Murder verdicts in auto accidents are rare, but a Long Island, N.Y., jury last week convicted Martin Heidgen, 25, of murder for killing two people in a head-on collision with a limousine in 2005. The New York Times says advocates, prosecutors, and defense lawyers are still trying to figure out its implications. Heidgen, an insurance salesman returning home from a party, had a blood-alcohol level three times the legal limit. He was driving the wrong way on a highway when he plowed head-on into the limousine carrying a family driving home from a wedding. He killed the chauffeur and a 7-year-old girl.

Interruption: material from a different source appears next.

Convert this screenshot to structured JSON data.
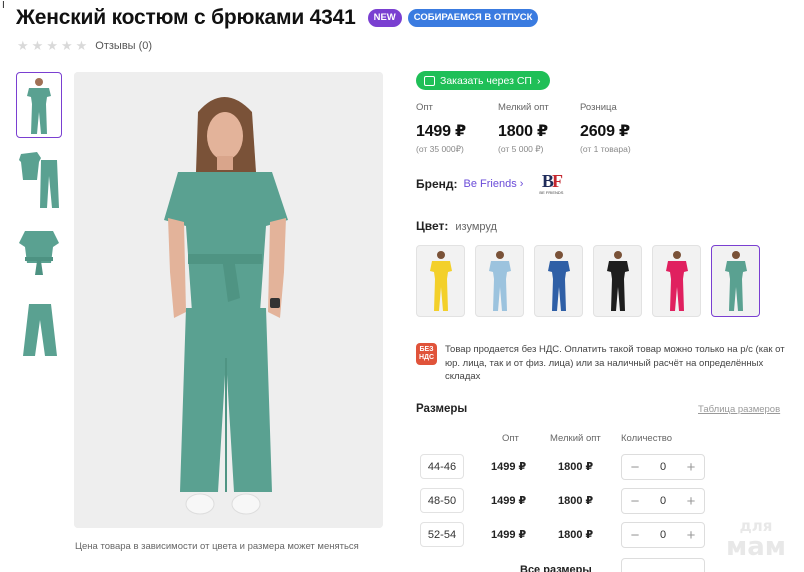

Of the more than 13,000 alcohol-related driving deaths last year in the U.S. prosecutors are aware of only a few murder cases each in Texas, California, and New York. “There is a certain psychological barrier there,” said Marcia Cunningham, director of the National Traffic Law Center of the National District Attorneys Association. “The combination of these two familiar activities [drinking and driving] makes for a certain, what have you, difficulty with the word 'murder.' ” Steve Oberman, a Tennessee defense attorney and co-author of “Drunk Driving Defense,” said, “The terrible part about intoxication is that once you become intoxicated you lose the ability to know that you should not be doing certain things, including driving. It doesn't make it any easier on the family of the victim. But people do make mistakes.”